Nehemiah 3:28. The horse gate (2Kings 11:6; Jeremiah 31:40) suggests warfare and victory. In a world of evil the people of God wage a warfare. We wrestle not with flesh and blood, but with the wicked spirits. Paul speaks of the believer as a soldier of Christ. Victory is on our side, though the forces of evil may threaten on all sides.

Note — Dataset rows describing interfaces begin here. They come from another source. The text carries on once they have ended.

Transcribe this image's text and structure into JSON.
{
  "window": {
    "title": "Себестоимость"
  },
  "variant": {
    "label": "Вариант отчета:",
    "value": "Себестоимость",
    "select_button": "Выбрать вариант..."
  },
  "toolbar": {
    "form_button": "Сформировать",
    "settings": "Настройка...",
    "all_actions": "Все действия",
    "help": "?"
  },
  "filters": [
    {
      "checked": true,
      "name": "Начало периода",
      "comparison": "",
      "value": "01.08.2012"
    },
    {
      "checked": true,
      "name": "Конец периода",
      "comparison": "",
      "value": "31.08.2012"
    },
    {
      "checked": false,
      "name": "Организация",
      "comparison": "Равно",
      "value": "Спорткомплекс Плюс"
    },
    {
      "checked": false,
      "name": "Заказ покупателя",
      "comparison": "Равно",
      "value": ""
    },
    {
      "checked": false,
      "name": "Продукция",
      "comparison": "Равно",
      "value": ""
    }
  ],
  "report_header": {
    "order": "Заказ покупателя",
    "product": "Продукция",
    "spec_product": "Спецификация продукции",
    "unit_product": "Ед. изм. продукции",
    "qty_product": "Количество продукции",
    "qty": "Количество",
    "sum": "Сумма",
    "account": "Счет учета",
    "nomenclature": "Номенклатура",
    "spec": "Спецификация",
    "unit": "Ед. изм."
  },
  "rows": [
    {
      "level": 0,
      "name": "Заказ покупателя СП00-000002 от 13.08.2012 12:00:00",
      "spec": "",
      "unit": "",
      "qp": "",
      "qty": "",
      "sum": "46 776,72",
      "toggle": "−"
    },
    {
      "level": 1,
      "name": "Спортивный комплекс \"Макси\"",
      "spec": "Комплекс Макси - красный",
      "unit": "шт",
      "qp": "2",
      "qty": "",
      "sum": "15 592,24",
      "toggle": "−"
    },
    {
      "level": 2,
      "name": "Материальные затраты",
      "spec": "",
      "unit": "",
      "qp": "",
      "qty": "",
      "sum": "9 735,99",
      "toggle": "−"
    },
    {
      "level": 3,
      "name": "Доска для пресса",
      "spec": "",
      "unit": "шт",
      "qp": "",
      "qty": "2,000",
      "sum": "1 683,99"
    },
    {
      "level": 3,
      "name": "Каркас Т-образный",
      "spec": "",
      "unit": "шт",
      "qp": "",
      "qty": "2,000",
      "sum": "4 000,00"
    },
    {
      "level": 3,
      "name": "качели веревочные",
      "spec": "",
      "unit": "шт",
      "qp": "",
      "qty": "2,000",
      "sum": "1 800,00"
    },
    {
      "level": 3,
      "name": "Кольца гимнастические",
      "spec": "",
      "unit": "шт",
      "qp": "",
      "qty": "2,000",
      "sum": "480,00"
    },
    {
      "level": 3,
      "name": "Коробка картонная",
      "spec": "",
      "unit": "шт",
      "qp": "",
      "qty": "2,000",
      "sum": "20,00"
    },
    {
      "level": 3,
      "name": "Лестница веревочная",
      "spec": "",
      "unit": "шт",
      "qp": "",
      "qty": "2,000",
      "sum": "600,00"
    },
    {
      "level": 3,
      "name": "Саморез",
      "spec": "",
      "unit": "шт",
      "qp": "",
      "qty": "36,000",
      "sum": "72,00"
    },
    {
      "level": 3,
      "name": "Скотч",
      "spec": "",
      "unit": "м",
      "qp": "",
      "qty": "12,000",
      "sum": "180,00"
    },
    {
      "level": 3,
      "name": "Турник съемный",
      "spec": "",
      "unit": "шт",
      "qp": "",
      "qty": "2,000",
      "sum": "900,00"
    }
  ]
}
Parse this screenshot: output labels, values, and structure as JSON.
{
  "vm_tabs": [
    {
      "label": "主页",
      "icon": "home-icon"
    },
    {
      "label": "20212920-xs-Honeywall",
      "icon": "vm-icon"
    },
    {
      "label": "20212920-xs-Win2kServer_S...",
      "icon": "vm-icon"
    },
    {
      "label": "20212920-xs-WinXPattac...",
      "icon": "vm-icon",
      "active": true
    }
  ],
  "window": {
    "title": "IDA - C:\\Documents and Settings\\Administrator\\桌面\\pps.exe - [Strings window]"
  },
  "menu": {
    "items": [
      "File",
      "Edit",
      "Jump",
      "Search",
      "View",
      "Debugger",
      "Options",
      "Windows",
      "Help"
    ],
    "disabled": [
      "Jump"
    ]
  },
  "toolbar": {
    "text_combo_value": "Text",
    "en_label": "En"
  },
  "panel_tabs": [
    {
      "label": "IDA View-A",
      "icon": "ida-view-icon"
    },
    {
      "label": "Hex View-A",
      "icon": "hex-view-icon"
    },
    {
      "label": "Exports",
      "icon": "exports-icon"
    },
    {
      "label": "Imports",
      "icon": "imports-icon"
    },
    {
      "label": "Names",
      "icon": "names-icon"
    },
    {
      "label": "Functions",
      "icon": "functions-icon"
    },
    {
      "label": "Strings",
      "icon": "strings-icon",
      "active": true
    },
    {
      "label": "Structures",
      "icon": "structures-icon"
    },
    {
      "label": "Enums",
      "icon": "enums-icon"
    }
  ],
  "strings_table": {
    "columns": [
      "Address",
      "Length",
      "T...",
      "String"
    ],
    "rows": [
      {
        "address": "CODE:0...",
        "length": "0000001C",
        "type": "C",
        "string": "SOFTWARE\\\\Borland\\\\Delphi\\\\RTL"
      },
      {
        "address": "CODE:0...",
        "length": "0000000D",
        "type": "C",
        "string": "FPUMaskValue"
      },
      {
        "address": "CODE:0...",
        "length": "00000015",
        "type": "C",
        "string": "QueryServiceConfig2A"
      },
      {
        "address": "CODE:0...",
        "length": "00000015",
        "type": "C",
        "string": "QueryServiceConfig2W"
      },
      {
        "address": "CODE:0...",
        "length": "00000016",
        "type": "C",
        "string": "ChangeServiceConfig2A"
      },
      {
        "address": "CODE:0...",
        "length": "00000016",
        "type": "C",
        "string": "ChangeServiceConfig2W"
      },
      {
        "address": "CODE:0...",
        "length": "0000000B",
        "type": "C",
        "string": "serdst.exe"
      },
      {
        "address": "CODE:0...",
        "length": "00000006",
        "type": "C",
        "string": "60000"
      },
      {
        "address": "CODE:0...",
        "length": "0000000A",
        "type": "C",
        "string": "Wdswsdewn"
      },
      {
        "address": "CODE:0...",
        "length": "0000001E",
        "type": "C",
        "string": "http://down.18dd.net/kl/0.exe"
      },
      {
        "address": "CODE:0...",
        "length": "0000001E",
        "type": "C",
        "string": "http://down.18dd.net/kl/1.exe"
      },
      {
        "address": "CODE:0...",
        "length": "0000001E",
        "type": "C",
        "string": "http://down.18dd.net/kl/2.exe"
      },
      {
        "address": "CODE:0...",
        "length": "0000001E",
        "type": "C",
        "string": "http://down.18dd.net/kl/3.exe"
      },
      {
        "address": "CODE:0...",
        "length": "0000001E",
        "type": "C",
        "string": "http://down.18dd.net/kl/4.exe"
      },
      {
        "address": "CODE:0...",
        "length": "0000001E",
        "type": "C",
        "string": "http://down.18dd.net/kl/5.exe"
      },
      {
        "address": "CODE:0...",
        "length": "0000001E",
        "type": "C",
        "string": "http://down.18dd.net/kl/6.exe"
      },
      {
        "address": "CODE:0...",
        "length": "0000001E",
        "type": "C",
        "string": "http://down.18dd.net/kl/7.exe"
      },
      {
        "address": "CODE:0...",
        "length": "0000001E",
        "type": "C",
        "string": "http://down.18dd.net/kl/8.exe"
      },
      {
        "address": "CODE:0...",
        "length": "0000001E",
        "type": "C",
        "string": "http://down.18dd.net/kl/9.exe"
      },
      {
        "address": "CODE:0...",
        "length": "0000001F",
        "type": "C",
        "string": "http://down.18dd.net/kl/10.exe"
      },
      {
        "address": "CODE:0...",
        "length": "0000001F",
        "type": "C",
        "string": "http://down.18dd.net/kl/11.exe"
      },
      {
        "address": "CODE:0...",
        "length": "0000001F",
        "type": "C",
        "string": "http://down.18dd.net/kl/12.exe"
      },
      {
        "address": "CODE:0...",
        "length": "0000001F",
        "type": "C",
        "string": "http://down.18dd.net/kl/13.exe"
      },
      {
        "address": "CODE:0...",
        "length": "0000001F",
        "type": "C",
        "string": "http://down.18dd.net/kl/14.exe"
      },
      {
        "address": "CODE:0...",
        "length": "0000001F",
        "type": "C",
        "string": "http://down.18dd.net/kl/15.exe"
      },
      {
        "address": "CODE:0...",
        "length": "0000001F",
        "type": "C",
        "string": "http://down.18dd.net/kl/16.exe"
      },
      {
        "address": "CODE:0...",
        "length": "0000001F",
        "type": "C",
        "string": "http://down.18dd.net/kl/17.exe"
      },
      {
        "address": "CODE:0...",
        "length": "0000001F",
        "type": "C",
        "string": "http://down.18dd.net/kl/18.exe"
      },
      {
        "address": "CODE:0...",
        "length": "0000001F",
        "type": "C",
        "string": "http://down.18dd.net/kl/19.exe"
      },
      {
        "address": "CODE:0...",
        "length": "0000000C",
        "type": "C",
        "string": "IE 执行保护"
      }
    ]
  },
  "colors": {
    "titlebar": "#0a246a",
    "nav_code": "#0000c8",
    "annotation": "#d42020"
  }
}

Nehemiah 3:29-32. The east gate was repaired and kept by Shemaiah, the son of Shechaniah. From Ezekiel’s prophecy we learn that the Shekina glory left from the east gate, and that when the glory returns to dwell once more in the temple, the great millennial temple of Ezekiel’s vision, the glory of the Lord will enter through the east gate. The east gate faces the rising sun. It suggests the coming of the Lord for His people. And here the two names fit in beautifully. Shemaiah means “heard of the Lord”; even so He will hear His people and some day will answer their prayer for His coming. Shechaniah means “habitation of the Lord.” We shall be with Him.
The Miphkad gate was repaired by Malchiah (the Lord is King) the goldsmith’s son. Miphkad means “the appointed place” or “a place of visitation.” It was probably the gate in which the judges sat to settle disputes and controversies. It suggests the judgment seat of Christ.
Thus we learn that the wall surrounding and protecting the gathered people suggests the cross as the starting point; service; Christ as Lord; humility; cleansing from defilement; filling with the Spirit; the Word of God and its power; warfare and victory; the coming of the Lord and the judgment seat of Christ.